The Robert Mapplethorpe Foundation, an institution set up by Mapplethorpe himself shortly before his death and which perseveres today as a body to promote creativity in the arts, has an idea. They think Mapplethorpe would be offended that the nation's largest museum would refuse to stand up for the integrity of art, and cave in to bigotry. That's why the Mapplethorpe Foundation has announced that they are pulling funding from the Smithsonian. After all, if the institution can't stand up for bold and provocative art, what's the point in giving it heaps of money?
The Mapplethorpe Foundation joins the Warhol Foundation in announcing that no more funds will go toward the Smithsonian, unless the work of art pulled by the museum -- A Fire in My Belly, a video portrait by Wojnarowicz -- is reinstalled. It was pulled last month after anti-gay activists with the Catholic Church and a right-wing news site, CNSNews.com, suggested that the piece was offensive to social conservatives.
What they found offensive in particular was a scene in the video where ants crawled on top of a crucifix. The work is meant to symbolize the persecution and stigmatization that those living with HIV/AIDS experienced in the mid-1980s. But for CNSNews.com and folks like Bill Donohue with the Catholic League, there was no explaining the metaphor. Perhaps that's not shocking, given the politics of these two entities. But the shock came when the Smithsonian and the National Portrait Gallery decided to agree with Donohue and CNSNews.com, and pull the piece. Talk about a failure to live up to the integrity of art, and giving a voice to people who would like to silence those with HIV/AIDS.
And proving that this fracas isn't going away, activists in New York City are staging a demonstration this weekend (pdf) to call attention to the Smithsonian's poor decision to censor Wojnarowicz's piece. This Sunday, activists will gather at the Met and march over to the Cooper-Hewitt, the only Smithsonian institution located in NYC. Organizers of the march said that the censorship of Wojnarowicz's piece is truly tragic, given that the exhibit it was a part of, "Hide/Seek: Difference and Desire in American Portraiture," was groundbreaking. Now it's being remembered as an exhibit that fosters the type of discrimination and stigmatization that so many artists who have works included in the show sought to dismantle.
"No one religion, no one party, no one segment of our society can be allowed to restrict access to works of art in our public institutions, which are funded by our taxes," say demonstration organizers. "
They then echoed the New York Times, in calling the decision to remove A Fire in My Belly "an act of political cowardice."
And that's probably the best five-word description of the Smithsonian's actions that anyone could deliver. Send the institution a message that they're permanently damaging their reputation, and should reinstall Wojnarowicz's piece.
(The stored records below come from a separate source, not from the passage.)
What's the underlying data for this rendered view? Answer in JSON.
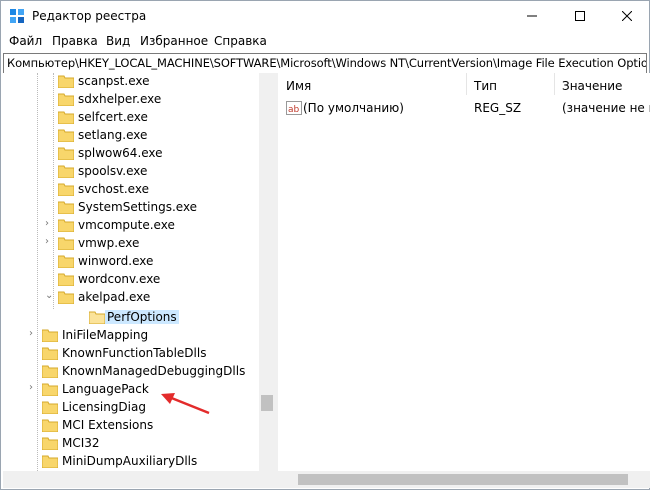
{
  "window": {
    "title": "Редактор реестра"
  },
  "menu": [
    "Файл",
    "Правка",
    "Вид",
    "Избранное",
    "Справка"
  ],
  "address": "Компьютер\\HKEY_LOCAL_MACHINE\\SOFTWARE\\Microsoft\\Windows NT\\CurrentVersion\\Image File Execution Options\\a",
  "tree": [
    "scanpst.exe",
    "sdxhelper.exe",
    "selfcert.exe",
    "setlang.exe",
    "splwow64.exe",
    "spoolsv.exe",
    "svchost.exe",
    "SystemSettings.exe",
    "vmcompute.exe",
    "vmwp.exe",
    "winword.exe",
    "wordconv.exe",
    "akelpad.exe",
    "PerfOptions",
    "IniFileMapping",
    "KnownFunctionTableDlls",
    "KnownManagedDebuggingDlls",
    "LanguagePack",
    "LicensingDiag",
    "MCI Extensions",
    "MCI32",
    "MiniDumpAuxiliaryDlls"
  ],
  "list": {
    "headers": [
      "Имя",
      "Тип",
      "Значение"
    ],
    "rows": [
      {
        "name": "(По умолчанию)",
        "type": "REG_SZ",
        "value": "(значение не пр"
      }
    ]
  },
  "colors": {
    "selection": "#cce8ff",
    "folder": "#f8d66b",
    "arrow": "#e32b2b"
  }
}
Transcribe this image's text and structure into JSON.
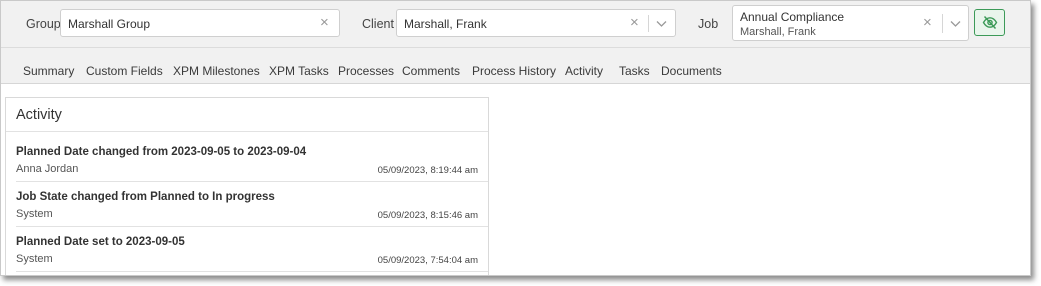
{
  "filters": {
    "group": {
      "label": "Group",
      "value": "Marshall Group"
    },
    "client": {
      "label": "Client",
      "value": "Marshall, Frank"
    },
    "job": {
      "label": "Job",
      "value": "Annual Compliance",
      "sub_value": "Marshall, Frank"
    },
    "toggle_icon": "eye-slash-icon"
  },
  "tabs": [
    {
      "label": "Summary"
    },
    {
      "label": "Custom Fields"
    },
    {
      "label": "XPM Milestones"
    },
    {
      "label": "XPM Tasks"
    },
    {
      "label": "Processes"
    },
    {
      "label": "Comments"
    },
    {
      "label": "Process History"
    },
    {
      "label": "Activity",
      "active": true
    },
    {
      "label": "Tasks"
    },
    {
      "label": "Documents"
    }
  ],
  "activity": {
    "title": "Activity",
    "entries": [
      {
        "text": "Planned Date changed from 2023-09-05 to 2023-09-04",
        "user": "Anna Jordan",
        "datetime": "05/09/2023, 8:19:44 am"
      },
      {
        "text": "Job State changed from Planned to In progress",
        "user": "System",
        "datetime": "05/09/2023, 8:15:46 am"
      },
      {
        "text": "Planned Date set to 2023-09-05",
        "user": "System",
        "datetime": "05/09/2023, 7:54:04 am"
      }
    ]
  },
  "colors": {
    "accent": "#3c9a58",
    "toolbar_bg": "#f1f1f1"
  }
}
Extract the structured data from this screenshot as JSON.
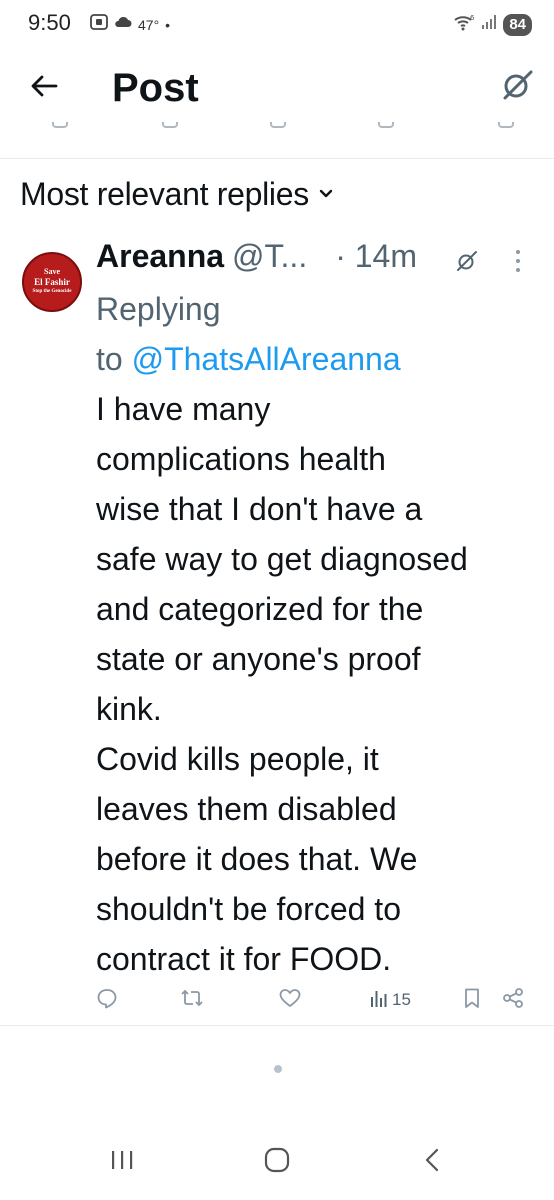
{
  "status_bar": {
    "time": "9:50",
    "temperature": "47°",
    "battery": "84",
    "icons": [
      "screenshot-icon",
      "cloud-icon",
      "wifi-icon",
      "signal-icon"
    ]
  },
  "header": {
    "title": "Post",
    "back_icon": "arrow-left-icon",
    "grok_icon": "grok-icon"
  },
  "replies_section": {
    "sort_label": "Most relevant replies",
    "sort_icon": "chevron-down-icon"
  },
  "reply": {
    "author_name": "Areanna",
    "author_handle": "@T...",
    "time": "· 14m",
    "avatar_text": [
      "Save",
      "El Fashir",
      "Stop the Genocide"
    ],
    "avatar_color": "#b71c1c",
    "replying_label": "Replying",
    "replying_to_prefix": "to ",
    "replying_to_handle": "@ThatsAllAreanna",
    "text": "I have many\ncomplications health\nwise that I don't have a\nsafe way to get diagnosed\nand categorized for the\nstate or anyone's proof\nkink.\nCovid kills people, it\nleaves them disabled\nbefore it does that. We\nshouldn't be forced to\ncontract it for FOOD.",
    "views": "15"
  },
  "colors": {
    "text": "#0f1419",
    "secondary": "#536471",
    "link": "#1d9bf0",
    "icon": "#8b98a5"
  }
}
There are still about two months left of the show, which means that there's time left to make amends for this utterly poor and widely-criticized decision.
petition text -
Congress has no business censoring art and free creative expression, and threats to go after the Smithsonian Institution's public funding over a privately-funded art exhibit are inappropriate. That these threats are in response to attacks by Far Right activists like Bill Donohue, who has made a career of manufacturing controversies over false claims of attacks on Christians, is outrageous.
I urge you to end the hostile rhetoric and respect America's standards of honoring free speech and creative expression. As the leaders of incoming majority of the House of Representatives in the coming year, your job should be to work with the Senate and the White House to advance policies that will help Americans, not to chase political straw men at the behest of the Far Right.
[Your name here]